To subtract three-halves from nine,
we need to write nine with the denominator of two. The whole number nine written as a
fraction with the denominator of two is 18 over two. 18 over two minus three over two
equals 15 over two. The area of triangle 𝐴𝐵𝐶 equals
15 over two units squared.
We’re still interested in the area
of the smaller triangle, triangle 𝐴𝐷𝐸. And we want to set up a
relationship between the area of the small interior triangle, triangle 𝐴𝐷𝐸, and
the large outside triangle, triangle 𝐴𝐵𝐶. These two triangles share an
angle. On either side of this shared
angle, both of their sides are in the same proportion.
And that means triangle 𝐴𝐷𝐸 is
similar to triangle 𝐴𝐵𝐶. The ratio of the areas of two
similar triangles is their ratio squared. And that means the area of 𝐴𝐷𝐸
over the area of 𝐴𝐵𝐶 will be one over nine. We can use this to solve for the
area of 𝐴𝐷𝐸. We know that the area of our larger
triangle is 15 over two. And we’re missing the area of our
By cross multiplying 15 over two
times one, we see that 15 over two equals nine times the area of the smaller
triangle. After that, I wanna get rid of the
nine on the right side. And I can do that by multiplying
both sides of the equation by one over nine. On the right side of the equation,
we’re left with 𝑆. The numerator of the other side is
one times 15 and the denominator is nine times two. The area of the smaller triangle is
15 over 18. Both the numerator and the
denominator are divisible by three. 15 divided by three is five. 18 divided by three equals six.
The area of the smaller triangle,
triangle 𝐴𝐷𝐸, is five-sixths units squared.

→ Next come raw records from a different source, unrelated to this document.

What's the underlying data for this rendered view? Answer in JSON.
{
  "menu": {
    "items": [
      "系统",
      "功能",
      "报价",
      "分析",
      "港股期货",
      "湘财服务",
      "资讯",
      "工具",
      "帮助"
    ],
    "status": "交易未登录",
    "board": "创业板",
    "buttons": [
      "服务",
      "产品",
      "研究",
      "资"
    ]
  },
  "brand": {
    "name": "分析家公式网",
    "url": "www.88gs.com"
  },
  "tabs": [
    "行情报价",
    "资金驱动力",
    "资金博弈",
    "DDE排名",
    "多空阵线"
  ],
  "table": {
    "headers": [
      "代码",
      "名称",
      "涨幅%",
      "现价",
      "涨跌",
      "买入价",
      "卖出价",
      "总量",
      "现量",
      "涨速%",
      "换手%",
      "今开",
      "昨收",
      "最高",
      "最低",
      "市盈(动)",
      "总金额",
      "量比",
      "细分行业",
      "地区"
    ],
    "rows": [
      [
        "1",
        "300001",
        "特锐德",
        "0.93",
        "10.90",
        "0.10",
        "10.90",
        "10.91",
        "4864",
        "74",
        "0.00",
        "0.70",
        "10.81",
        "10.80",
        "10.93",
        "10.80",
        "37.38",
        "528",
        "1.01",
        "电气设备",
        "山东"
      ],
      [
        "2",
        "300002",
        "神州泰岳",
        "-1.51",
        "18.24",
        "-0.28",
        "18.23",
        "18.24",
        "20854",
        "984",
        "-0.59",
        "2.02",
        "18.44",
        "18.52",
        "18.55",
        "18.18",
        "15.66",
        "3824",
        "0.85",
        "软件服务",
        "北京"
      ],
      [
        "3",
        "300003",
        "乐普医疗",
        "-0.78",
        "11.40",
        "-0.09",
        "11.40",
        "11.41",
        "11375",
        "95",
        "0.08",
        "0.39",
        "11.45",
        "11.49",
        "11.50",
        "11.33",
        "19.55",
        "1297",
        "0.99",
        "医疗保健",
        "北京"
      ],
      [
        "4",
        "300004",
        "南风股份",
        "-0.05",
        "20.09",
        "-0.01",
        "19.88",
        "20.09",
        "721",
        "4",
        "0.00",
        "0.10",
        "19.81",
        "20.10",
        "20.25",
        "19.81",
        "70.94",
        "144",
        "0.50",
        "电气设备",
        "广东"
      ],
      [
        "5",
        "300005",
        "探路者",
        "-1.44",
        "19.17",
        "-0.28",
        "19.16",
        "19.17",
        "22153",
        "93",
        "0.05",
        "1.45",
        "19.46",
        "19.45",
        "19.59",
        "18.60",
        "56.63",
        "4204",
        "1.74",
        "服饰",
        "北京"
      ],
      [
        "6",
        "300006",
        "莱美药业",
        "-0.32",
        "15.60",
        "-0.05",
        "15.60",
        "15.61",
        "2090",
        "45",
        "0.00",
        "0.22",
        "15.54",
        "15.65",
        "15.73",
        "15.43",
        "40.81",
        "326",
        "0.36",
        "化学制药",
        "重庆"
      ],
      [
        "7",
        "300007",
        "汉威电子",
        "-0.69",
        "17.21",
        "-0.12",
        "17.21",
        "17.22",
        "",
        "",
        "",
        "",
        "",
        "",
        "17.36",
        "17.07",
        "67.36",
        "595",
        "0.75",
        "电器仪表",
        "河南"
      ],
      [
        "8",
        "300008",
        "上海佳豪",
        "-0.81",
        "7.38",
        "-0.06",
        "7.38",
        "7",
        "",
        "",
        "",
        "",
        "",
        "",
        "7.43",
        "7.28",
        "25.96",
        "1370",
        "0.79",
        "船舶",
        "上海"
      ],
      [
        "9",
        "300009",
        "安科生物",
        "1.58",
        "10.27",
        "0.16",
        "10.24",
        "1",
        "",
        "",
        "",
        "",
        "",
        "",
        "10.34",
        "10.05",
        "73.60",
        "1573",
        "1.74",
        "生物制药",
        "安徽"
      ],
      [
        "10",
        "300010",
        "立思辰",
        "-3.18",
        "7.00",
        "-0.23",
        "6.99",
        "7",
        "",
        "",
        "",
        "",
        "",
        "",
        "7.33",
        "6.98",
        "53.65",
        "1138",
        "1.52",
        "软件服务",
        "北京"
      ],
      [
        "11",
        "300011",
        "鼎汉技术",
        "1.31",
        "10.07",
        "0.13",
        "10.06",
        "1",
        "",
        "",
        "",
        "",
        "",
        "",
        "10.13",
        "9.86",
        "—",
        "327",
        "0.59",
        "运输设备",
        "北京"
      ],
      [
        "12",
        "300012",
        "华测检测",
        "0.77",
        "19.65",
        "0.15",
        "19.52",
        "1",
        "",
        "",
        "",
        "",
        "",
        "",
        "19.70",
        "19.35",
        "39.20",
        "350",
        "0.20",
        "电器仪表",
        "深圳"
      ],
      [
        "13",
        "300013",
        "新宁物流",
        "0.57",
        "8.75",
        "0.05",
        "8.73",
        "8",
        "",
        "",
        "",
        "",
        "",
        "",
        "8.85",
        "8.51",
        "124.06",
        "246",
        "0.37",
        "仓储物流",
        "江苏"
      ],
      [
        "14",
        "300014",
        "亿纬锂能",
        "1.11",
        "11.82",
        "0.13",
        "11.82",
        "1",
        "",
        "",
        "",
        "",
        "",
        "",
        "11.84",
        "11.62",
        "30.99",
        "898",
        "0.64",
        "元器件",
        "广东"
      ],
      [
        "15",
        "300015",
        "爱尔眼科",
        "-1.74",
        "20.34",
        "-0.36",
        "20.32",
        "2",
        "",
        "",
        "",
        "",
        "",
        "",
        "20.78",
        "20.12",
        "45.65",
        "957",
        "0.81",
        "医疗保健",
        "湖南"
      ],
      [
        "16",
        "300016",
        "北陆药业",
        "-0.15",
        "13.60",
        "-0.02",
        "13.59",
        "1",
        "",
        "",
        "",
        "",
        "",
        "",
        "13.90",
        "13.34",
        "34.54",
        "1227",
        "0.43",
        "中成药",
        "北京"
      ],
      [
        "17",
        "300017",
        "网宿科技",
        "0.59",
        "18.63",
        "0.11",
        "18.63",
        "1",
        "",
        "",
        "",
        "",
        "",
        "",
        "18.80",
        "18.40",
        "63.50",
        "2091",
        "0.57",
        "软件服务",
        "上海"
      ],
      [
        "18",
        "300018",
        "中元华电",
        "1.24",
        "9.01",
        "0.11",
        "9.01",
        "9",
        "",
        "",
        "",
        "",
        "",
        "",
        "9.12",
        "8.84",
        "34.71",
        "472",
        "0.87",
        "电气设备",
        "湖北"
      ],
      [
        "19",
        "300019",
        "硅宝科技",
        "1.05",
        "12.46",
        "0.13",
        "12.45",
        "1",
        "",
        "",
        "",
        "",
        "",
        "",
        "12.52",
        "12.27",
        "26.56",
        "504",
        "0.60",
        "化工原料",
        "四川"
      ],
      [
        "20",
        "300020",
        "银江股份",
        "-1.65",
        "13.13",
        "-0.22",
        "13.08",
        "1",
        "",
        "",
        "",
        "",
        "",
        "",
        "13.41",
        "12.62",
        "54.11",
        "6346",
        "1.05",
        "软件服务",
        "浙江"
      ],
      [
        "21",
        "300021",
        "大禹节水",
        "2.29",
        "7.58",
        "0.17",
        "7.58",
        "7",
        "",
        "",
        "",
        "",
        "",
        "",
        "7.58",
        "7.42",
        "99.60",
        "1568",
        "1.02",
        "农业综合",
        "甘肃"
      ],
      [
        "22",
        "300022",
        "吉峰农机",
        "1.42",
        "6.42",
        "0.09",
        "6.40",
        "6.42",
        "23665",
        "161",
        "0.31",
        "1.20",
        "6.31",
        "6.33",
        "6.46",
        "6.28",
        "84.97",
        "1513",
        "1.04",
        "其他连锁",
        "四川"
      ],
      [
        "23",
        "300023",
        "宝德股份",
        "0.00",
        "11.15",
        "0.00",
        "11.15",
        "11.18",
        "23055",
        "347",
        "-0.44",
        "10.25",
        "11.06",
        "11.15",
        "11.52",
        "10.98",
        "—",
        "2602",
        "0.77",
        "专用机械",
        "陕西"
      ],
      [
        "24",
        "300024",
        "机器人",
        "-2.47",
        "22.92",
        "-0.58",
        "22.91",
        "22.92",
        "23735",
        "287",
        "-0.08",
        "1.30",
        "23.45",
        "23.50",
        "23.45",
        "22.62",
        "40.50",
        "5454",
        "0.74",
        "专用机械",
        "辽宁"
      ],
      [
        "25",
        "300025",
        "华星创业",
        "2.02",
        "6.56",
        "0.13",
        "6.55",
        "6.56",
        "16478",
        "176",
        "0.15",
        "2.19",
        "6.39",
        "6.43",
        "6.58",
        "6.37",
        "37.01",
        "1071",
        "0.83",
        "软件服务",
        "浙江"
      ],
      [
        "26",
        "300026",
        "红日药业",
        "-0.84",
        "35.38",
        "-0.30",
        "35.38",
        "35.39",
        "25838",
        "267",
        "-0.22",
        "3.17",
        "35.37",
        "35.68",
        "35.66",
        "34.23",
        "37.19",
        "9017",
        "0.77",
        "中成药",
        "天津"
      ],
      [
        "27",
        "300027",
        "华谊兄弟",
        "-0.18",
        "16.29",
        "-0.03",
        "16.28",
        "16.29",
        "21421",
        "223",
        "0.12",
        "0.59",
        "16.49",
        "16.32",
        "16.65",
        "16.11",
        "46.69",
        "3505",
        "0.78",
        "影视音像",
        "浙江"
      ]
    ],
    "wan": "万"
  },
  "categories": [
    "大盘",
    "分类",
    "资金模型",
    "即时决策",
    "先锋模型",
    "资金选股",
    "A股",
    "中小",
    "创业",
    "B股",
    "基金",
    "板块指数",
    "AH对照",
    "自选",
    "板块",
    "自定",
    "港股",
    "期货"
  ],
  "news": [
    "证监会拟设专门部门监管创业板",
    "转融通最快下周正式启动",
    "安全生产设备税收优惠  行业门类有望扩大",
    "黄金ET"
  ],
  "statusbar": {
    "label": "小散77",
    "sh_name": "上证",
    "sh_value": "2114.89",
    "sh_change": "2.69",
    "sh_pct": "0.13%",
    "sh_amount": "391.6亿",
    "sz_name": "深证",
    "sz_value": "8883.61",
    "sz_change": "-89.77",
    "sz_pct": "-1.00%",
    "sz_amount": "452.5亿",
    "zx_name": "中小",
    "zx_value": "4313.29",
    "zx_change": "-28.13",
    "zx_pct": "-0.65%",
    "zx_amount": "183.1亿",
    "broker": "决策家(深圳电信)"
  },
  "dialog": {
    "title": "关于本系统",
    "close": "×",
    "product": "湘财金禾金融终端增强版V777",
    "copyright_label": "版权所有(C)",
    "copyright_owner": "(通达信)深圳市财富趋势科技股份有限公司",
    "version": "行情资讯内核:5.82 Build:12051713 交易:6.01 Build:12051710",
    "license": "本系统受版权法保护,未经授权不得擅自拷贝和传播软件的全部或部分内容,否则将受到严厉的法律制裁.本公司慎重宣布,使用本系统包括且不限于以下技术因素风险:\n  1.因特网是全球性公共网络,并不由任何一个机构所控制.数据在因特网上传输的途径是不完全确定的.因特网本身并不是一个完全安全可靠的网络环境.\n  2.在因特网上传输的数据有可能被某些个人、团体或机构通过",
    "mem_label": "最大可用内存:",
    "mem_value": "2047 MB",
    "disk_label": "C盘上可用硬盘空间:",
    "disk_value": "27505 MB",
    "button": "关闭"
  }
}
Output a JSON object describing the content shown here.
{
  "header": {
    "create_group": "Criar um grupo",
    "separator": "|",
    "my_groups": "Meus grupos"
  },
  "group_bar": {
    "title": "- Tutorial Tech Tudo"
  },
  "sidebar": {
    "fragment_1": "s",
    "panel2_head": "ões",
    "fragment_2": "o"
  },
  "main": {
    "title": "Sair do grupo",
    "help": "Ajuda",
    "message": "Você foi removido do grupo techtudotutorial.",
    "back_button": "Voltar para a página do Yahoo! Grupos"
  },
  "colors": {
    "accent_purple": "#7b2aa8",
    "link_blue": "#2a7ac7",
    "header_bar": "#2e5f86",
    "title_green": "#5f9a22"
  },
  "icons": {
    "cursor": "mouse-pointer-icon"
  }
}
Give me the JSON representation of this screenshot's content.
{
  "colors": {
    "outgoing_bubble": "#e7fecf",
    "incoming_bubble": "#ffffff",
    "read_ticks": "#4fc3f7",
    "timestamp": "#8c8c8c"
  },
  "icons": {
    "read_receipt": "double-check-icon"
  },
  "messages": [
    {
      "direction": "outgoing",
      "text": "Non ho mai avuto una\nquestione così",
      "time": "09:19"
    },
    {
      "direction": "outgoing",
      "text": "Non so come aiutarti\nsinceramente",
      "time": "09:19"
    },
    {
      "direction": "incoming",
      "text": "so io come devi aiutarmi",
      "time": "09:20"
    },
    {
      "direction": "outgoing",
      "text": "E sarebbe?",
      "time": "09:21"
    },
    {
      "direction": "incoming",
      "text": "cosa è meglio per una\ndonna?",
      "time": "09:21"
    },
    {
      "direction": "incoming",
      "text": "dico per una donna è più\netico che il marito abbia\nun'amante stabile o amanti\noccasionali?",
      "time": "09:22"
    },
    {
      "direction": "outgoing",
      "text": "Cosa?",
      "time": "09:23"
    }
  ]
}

Our question was asking for two
things: the area of triangle 𝐴𝐷𝐸, which we found five-sixths units squared, and
it wanted us to compare this with the area of triangle 𝐴𝐵𝐶. The comparison looks like this: the
area of the smaller triangle over the area of the larger triangle is in the ratio
one to nine.
But if you remember all the way at
the beginning of the problem, I said I was going to show you two different
methods. We looked at the box method. I wanna show you a formula for
finding the area of a triangle if you’re given coordinates.
The area 𝐴 𝑥 times 𝐵 𝑦 minus 𝐶
𝑦 plus 𝐵 𝑥 times 𝐶 𝑦 minus 𝐴 𝑦 plus 𝐶 𝑥 times 𝐴 𝑦 minus 𝐵 𝑦 over two
then take the absolute value. When it says 𝐴 sub 𝑥, it means
the 𝑥-coordinate of the 𝐴 vertex; for us that’s four. And then, we need to multiply it by
𝐵 𝑦; that’s the 𝑦-coordinate of the 𝐵 value and the 𝑦-coordinate of the 𝐶
vertex. We’ll continue with this
pattern. 𝐵 𝑥 equals one 𝐶 𝑦 equals two
minus six plus seven times six minus five all over two.
If we solve what’s in the
parentheses, five minus two equals three, two minus six equals negative four, six
minus five equals one. Now, we’ll do the
multiplication. Four times three equals 12. One times negative four equals
negative four. And seven times one equals
seven. 12 plus seven equals 19 minus four
equals 15. 15 over two take the absolute value
which equals 15 over two.
Using a different method, we’ve
confirmed that the area of the larger triangle is 15 over two units. Once you found the area of the
larger triangle using this formula, you could find the area of the smaller triangle
in the same way by setting up a proportion. You would still find that it was
one over nine. And then the area of the smaller
triangle would be five over six units squared.